- _GIVEN DATA_:
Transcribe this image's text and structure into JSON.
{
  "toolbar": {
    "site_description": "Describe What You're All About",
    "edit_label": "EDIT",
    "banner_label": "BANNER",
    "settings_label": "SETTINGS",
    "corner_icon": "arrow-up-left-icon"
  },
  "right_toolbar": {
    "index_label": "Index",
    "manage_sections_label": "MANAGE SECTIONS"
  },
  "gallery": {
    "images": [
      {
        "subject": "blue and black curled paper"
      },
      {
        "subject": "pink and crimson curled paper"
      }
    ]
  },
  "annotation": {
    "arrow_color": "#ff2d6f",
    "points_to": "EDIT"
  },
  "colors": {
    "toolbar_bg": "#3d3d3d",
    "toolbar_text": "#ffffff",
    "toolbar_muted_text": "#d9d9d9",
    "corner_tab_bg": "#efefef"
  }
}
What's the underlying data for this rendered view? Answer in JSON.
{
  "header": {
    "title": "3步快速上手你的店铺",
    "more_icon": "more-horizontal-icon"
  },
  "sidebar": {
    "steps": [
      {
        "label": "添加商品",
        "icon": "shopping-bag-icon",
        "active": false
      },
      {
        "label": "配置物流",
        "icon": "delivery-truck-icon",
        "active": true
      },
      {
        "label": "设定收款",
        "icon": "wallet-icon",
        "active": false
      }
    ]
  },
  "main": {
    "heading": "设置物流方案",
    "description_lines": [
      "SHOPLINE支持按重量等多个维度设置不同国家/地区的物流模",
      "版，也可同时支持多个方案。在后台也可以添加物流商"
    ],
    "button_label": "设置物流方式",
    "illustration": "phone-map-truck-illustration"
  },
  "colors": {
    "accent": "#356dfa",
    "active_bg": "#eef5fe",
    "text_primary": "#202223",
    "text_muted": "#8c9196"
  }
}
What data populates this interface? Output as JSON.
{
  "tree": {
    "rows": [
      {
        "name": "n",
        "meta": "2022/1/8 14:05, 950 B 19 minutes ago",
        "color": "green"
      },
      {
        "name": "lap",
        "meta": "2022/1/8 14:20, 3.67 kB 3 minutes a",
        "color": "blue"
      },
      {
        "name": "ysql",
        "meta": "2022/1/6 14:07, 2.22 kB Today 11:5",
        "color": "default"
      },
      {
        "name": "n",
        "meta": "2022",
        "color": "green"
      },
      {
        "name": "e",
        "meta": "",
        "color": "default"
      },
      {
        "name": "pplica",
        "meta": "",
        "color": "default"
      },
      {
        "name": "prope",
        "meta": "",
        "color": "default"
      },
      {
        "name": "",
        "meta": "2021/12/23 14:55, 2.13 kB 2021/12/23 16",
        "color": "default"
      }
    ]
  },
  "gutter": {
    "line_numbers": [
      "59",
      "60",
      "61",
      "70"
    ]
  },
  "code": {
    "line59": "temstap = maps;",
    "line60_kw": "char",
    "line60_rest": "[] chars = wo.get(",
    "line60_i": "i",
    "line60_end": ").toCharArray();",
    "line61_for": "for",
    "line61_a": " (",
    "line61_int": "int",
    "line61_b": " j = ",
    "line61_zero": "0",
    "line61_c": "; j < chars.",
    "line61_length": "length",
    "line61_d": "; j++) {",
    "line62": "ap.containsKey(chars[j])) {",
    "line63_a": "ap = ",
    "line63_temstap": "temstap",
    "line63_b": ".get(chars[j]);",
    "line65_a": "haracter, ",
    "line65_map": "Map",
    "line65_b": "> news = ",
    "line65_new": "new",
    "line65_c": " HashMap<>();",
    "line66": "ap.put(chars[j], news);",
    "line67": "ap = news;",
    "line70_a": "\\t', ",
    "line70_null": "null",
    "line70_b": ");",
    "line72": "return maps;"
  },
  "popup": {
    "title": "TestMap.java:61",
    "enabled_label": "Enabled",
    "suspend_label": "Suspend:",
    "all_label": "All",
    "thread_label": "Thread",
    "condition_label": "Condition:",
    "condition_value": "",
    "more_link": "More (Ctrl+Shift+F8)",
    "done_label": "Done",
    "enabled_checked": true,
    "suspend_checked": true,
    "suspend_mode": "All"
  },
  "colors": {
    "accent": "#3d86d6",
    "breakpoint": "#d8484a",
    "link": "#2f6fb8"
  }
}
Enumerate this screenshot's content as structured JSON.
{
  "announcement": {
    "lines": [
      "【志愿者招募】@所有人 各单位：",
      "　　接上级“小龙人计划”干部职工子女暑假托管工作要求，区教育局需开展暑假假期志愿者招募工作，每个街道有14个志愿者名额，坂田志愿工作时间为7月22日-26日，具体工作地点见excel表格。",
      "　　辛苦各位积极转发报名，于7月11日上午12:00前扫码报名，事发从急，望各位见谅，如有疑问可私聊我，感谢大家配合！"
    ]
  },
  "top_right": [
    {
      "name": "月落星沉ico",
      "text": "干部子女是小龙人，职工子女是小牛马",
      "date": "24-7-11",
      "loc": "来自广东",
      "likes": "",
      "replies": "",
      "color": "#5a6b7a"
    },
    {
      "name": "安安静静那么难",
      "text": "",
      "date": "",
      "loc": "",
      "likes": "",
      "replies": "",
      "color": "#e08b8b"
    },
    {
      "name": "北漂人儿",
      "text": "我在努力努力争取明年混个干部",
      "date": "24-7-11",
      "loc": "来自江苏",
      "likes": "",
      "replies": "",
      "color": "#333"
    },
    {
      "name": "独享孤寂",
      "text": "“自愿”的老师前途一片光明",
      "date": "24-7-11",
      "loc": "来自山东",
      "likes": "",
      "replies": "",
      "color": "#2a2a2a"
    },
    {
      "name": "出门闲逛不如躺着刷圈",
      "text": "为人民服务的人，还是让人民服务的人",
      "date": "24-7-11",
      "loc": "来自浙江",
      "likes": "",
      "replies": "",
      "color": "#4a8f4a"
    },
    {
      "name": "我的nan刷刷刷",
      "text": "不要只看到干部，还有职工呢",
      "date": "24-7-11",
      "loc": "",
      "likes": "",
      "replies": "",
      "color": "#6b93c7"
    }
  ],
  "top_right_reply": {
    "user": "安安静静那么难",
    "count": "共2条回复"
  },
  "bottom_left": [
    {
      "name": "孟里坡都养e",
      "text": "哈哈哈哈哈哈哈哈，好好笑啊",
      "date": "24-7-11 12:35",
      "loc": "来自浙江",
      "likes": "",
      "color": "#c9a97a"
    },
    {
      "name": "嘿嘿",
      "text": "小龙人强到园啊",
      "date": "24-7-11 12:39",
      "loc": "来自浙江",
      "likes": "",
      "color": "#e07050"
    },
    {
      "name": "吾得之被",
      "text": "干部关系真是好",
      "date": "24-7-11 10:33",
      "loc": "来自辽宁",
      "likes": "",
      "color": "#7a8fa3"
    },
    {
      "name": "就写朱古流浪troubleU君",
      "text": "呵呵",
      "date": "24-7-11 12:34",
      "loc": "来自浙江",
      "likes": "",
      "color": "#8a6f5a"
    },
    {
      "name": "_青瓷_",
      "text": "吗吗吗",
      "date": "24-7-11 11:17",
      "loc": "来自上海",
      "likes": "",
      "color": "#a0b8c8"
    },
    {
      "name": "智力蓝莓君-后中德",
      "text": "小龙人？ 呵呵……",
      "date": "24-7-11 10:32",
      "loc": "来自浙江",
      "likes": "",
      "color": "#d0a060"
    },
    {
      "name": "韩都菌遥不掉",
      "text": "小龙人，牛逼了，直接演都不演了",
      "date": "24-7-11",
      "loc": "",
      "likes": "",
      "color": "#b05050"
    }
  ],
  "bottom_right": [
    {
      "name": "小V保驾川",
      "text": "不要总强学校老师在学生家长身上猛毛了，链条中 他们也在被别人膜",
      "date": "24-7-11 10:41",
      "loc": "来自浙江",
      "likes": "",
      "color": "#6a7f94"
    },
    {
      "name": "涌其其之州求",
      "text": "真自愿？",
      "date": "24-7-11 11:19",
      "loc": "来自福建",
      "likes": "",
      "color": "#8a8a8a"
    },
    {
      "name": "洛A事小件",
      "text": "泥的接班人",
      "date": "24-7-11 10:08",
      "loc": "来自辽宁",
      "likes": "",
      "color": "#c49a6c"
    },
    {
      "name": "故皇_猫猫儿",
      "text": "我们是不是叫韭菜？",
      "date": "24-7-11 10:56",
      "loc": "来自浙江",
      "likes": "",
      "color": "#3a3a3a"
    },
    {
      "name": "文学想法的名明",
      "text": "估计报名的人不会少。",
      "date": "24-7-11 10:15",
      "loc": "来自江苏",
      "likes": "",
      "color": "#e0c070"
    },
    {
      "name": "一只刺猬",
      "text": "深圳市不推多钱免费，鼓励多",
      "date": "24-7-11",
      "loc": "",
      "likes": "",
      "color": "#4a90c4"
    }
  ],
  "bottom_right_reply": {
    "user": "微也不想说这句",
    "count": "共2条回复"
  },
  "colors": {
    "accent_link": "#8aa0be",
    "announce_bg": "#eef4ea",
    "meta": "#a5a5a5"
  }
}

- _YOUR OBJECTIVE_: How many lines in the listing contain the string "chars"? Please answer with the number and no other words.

- _SOLUTION_: 5